Work instructions:
Determine how many lines in the entries contain the word "anime", and give that number with no other text.

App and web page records
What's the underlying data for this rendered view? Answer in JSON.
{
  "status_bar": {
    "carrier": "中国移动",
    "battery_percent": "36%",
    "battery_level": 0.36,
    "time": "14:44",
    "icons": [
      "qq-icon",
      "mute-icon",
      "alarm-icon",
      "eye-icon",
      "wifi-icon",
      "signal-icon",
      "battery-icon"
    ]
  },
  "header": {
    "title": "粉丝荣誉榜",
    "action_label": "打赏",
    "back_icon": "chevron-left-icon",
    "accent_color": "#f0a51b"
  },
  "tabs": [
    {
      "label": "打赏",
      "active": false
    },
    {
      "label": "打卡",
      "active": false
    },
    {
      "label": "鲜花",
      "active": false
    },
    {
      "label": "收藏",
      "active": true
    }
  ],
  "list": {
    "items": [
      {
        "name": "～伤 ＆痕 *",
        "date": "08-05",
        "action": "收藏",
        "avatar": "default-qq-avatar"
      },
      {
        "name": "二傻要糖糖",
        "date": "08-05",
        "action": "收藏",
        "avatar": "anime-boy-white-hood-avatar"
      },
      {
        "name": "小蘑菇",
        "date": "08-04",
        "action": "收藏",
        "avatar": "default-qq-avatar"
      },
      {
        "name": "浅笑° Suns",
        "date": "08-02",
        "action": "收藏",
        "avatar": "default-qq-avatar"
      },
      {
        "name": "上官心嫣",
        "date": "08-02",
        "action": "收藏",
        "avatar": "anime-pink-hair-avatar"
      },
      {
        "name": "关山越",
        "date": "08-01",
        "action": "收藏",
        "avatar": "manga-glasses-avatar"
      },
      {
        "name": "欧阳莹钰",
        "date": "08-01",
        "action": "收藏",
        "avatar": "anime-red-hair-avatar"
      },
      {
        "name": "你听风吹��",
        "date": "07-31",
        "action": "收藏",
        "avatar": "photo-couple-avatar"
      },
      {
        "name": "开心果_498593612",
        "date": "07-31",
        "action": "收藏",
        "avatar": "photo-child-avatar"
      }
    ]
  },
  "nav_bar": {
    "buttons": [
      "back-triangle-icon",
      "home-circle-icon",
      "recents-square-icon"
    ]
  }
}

Answer space:
3